All that is wanted is an exact copy of the lines below, starting at the one that contains "What's the underlying" and running to the end.

-------- Data supplied

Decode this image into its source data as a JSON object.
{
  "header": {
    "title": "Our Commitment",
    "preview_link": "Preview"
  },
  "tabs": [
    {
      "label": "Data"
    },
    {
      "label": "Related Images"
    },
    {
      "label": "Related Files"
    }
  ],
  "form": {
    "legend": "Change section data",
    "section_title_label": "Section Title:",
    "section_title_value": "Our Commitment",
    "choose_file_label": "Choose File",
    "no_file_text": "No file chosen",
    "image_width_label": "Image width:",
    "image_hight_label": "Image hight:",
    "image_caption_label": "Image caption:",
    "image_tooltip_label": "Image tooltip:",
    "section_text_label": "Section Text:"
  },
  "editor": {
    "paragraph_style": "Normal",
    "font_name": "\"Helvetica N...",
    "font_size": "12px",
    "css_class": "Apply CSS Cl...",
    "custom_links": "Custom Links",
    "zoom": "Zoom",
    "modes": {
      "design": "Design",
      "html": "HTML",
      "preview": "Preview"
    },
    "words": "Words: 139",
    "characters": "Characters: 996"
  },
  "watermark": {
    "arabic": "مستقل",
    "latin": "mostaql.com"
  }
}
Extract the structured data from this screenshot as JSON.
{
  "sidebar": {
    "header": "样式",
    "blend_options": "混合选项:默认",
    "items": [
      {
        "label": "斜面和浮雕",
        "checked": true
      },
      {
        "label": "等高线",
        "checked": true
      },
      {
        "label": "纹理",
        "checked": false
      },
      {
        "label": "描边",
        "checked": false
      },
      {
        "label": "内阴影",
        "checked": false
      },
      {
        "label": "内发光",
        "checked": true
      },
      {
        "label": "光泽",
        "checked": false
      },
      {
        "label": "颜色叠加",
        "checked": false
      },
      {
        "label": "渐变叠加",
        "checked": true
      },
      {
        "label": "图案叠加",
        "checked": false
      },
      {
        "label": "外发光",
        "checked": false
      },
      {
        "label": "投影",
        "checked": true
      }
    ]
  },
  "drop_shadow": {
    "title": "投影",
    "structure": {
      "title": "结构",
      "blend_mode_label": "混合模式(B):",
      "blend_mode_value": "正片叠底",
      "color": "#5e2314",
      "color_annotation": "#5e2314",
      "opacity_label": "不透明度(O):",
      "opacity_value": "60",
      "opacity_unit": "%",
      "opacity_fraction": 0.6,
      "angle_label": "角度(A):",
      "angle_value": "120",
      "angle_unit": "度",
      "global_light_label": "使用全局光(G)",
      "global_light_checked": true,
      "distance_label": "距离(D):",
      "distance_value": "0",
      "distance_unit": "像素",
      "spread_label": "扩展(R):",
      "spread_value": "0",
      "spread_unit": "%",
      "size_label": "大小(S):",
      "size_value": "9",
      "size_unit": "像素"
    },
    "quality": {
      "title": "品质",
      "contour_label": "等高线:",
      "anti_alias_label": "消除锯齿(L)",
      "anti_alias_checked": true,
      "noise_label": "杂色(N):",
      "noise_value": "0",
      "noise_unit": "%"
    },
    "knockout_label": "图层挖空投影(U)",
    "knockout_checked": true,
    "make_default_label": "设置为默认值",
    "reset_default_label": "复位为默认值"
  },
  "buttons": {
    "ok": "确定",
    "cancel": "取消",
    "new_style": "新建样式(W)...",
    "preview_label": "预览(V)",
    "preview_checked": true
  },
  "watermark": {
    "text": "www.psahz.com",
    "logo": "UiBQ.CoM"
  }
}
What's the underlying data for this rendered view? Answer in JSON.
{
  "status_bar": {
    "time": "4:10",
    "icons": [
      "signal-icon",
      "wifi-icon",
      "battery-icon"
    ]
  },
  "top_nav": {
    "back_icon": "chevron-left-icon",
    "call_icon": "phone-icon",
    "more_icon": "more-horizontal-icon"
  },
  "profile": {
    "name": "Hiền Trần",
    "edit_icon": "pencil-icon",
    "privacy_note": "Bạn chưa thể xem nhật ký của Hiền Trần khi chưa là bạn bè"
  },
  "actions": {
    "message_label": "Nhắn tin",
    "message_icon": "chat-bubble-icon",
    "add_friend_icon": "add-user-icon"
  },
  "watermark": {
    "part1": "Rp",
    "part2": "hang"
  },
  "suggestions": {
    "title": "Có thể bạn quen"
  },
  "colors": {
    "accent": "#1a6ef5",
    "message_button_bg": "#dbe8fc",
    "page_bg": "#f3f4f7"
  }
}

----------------

**Response to the exercise:**
What's the underlying data for this rendered view? Answer in JSON.
{
  "status_bar": {
    "time": "4:10",
    "icons": [
      "signal-icon",
      "wifi-icon",
      "battery-icon"
    ]
  },
  "top_nav": {
    "back_icon": "chevron-left-icon",
    "call_icon": "phone-icon",
    "more_icon": "more-horizontal-icon"
  },
  "profile": {
    "name": "Hiền Trần",
    "edit_icon": "pencil-icon",
    "privacy_note": "Bạn chưa thể xem nhật ký của Hiền Trần khi chưa là bạn bè"
  },
  "actions": {
    "message_label": "Nhắn tin",
    "message_icon": "chat-bubble-icon",
    "add_friend_icon": "add-user-icon"
  },
  "watermark": {
    "part1": "Rp",
    "part2": "hang"
  },
  "suggestions": {
    "title": "Có thể bạn quen"
  },
  "colors": {
    "accent": "#1a6ef5",
    "message_button_bg": "#dbe8fc",
    "page_bg": "#f3f4f7"
  }
}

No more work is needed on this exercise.